(Excerpts from an interface dataset)

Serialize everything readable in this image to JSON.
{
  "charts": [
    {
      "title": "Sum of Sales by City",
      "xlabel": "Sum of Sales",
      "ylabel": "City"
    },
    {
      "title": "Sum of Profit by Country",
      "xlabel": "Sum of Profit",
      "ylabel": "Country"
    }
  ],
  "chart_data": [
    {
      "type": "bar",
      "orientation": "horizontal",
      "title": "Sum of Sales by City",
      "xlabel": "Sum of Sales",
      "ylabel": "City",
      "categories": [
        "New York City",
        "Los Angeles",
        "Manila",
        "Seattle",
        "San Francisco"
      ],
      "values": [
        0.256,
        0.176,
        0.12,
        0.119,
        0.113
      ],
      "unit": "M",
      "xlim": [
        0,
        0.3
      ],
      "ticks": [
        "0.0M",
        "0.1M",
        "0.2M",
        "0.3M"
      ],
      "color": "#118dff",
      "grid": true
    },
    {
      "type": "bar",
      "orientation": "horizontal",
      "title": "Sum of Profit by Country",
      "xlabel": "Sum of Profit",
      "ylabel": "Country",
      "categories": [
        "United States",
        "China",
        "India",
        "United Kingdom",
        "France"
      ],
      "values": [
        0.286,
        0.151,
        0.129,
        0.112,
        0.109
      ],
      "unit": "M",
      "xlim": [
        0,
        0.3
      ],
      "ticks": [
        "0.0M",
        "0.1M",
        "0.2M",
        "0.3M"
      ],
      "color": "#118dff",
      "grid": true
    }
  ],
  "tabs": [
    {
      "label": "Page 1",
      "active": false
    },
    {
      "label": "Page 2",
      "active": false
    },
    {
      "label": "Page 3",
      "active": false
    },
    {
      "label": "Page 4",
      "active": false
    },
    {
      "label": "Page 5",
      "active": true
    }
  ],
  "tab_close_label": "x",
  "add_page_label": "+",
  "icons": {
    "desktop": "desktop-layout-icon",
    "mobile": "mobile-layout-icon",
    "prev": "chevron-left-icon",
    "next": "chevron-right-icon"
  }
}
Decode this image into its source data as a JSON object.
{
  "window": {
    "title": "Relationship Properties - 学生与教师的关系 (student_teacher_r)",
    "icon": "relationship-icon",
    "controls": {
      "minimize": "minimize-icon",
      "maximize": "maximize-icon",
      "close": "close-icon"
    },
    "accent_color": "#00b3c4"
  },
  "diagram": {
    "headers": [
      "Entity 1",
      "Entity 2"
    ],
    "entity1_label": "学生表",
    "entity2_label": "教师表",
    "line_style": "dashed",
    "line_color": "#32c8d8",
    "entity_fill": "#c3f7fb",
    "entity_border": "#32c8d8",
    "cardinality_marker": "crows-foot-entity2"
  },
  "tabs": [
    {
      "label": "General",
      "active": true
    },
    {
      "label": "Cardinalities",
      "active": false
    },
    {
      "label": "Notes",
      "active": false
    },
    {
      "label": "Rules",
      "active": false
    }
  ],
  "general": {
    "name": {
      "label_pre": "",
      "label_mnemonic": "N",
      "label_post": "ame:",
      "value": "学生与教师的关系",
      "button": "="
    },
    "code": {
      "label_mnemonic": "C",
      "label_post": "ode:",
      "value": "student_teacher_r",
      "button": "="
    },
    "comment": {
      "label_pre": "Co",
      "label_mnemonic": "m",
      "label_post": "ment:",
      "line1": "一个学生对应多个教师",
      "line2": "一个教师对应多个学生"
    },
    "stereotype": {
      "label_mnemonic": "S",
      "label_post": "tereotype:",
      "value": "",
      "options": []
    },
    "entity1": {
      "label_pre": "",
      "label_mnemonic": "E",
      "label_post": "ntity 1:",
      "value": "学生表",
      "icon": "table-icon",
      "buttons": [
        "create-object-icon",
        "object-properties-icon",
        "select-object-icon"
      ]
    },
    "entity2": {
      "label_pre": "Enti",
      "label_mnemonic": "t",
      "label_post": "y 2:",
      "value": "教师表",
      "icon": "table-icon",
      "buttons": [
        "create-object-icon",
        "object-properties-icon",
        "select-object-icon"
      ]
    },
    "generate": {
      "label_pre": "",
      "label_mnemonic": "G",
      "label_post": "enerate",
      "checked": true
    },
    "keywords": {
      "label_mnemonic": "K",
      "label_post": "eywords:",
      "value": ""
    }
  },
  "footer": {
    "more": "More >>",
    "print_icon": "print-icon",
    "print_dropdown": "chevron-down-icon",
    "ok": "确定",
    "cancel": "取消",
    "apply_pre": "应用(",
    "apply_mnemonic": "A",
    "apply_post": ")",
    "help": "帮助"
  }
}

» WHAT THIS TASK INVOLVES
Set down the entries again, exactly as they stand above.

» ANSWER FOR THE TASK
Serialize everything readable in this image to JSON.
{
  "charts": [
    {
      "title": "Sum of Sales by City",
      "xlabel": "Sum of Sales",
      "ylabel": "City"
    },
    {
      "title": "Sum of Profit by Country",
      "xlabel": "Sum of Profit",
      "ylabel": "Country"
    }
  ],
  "chart_data": [
    {
      "type": "bar",
      "orientation": "horizontal",
      "title": "Sum of Sales by City",
      "xlabel": "Sum of Sales",
      "ylabel": "City",
      "categories": [
        "New York City",
        "Los Angeles",
        "Manila",
        "Seattle",
        "San Francisco"
      ],
      "values": [
        0.256,
        0.176,
        0.12,
        0.119,
        0.113
      ],
      "unit": "M",
      "xlim": [
        0,
        0.3
      ],
      "ticks": [
        "0.0M",
        "0.1M",
        "0.2M",
        "0.3M"
      ],
      "color": "#118dff",
      "grid": true
    },
    {
      "type": "bar",
      "orientation": "horizontal",
      "title": "Sum of Profit by Country",
      "xlabel": "Sum of Profit",
      "ylabel": "Country",
      "categories": [
        "United States",
        "China",
        "India",
        "United Kingdom",
        "France"
      ],
      "values": [
        0.286,
        0.151,
        0.129,
        0.112,
        0.109
      ],
      "unit": "M",
      "xlim": [
        0,
        0.3
      ],
      "ticks": [
        "0.0M",
        "0.1M",
        "0.2M",
        "0.3M"
      ],
      "color": "#118dff",
      "grid": true
    }
  ],
  "tabs": [
    {
      "label": "Page 1",
      "active": false
    },
    {
      "label": "Page 2",
      "active": false
    },
    {
      "label": "Page 3",
      "active": false
    },
    {
      "label": "Page 4",
      "active": false
    },
    {
      "label": "Page 5",
      "active": true
    }
  ],
  "tab_close_label": "x",
  "add_page_label": "+",
  "icons": {
    "desktop": "desktop-layout-icon",
    "mobile": "mobile-layout-icon",
    "prev": "chevron-left-icon",
    "next": "chevron-right-icon"
  }
}
Decode this image into its source data as a JSON object.
{
  "window": {
    "title": "Relationship Properties - 学生与教师的关系 (student_teacher_r)",
    "icon": "relationship-icon",
    "controls": {
      "minimize": "minimize-icon",
      "maximize": "maximize-icon",
      "close": "close-icon"
    },
    "accent_color": "#00b3c4"
  },
  "diagram": {
    "headers": [
      "Entity 1",
      "Entity 2"
    ],
    "entity1_label": "学生表",
    "entity2_label": "教师表",
    "line_style": "dashed",
    "line_color": "#32c8d8",
    "entity_fill": "#c3f7fb",
    "entity_border": "#32c8d8",
    "cardinality_marker": "crows-foot-entity2"
  },
  "tabs": [
    {
      "label": "General",
      "active": true
    },
    {
      "label": "Cardinalities",
      "active": false
    },
    {
      "label": "Notes",
      "active": false
    },
    {
      "label": "Rules",
      "active": false
    }
  ],
  "general": {
    "name": {
      "label_pre": "",
      "label_mnemonic": "N",
      "label_post": "ame:",
      "value": "学生与教师的关系",
      "button": "="
    },
    "code": {
      "label_mnemonic": "C",
      "label_post": "ode:",
      "value": "student_teacher_r",
      "button": "="
    },
    "comment": {
      "label_pre": "Co",
      "label_mnemonic": "m",
      "label_post": "ment:",
      "line1": "一个学生对应多个教师",
      "line2": "一个教师对应多个学生"
    },
    "stereotype": {
      "label_mnemonic": "S",
      "label_post": "tereotype:",
      "value": "",
      "options": []
    },
    "entity1": {
      "label_pre": "",
      "label_mnemonic": "E",
      "label_post": "ntity 1:",
      "value": "学生表",
      "icon": "table-icon",
      "buttons": [
        "create-object-icon",
        "object-properties-icon",
        "select-object-icon"
      ]
    },
    "entity2": {
      "label_pre": "Enti",
      "label_mnemonic": "t",
      "label_post": "y 2:",
      "value": "教师表",
      "icon": "table-icon",
      "buttons": [
        "create-object-icon",
        "object-properties-icon",
        "select-object-icon"
      ]
    },
    "generate": {
      "label_pre": "",
      "label_mnemonic": "G",
      "label_post": "enerate",
      "checked": true
    },
    "keywords": {
      "label_mnemonic": "K",
      "label_post": "eywords:",
      "value": ""
    }
  },
  "footer": {
    "more": "More >>",
    "print_icon": "print-icon",
    "print_dropdown": "chevron-down-icon",
    "ok": "确定",
    "cancel": "取消",
    "apply_pre": "应用(",
    "apply_mnemonic": "A",
    "apply_post": ")",
    "help": "帮助"
  }
}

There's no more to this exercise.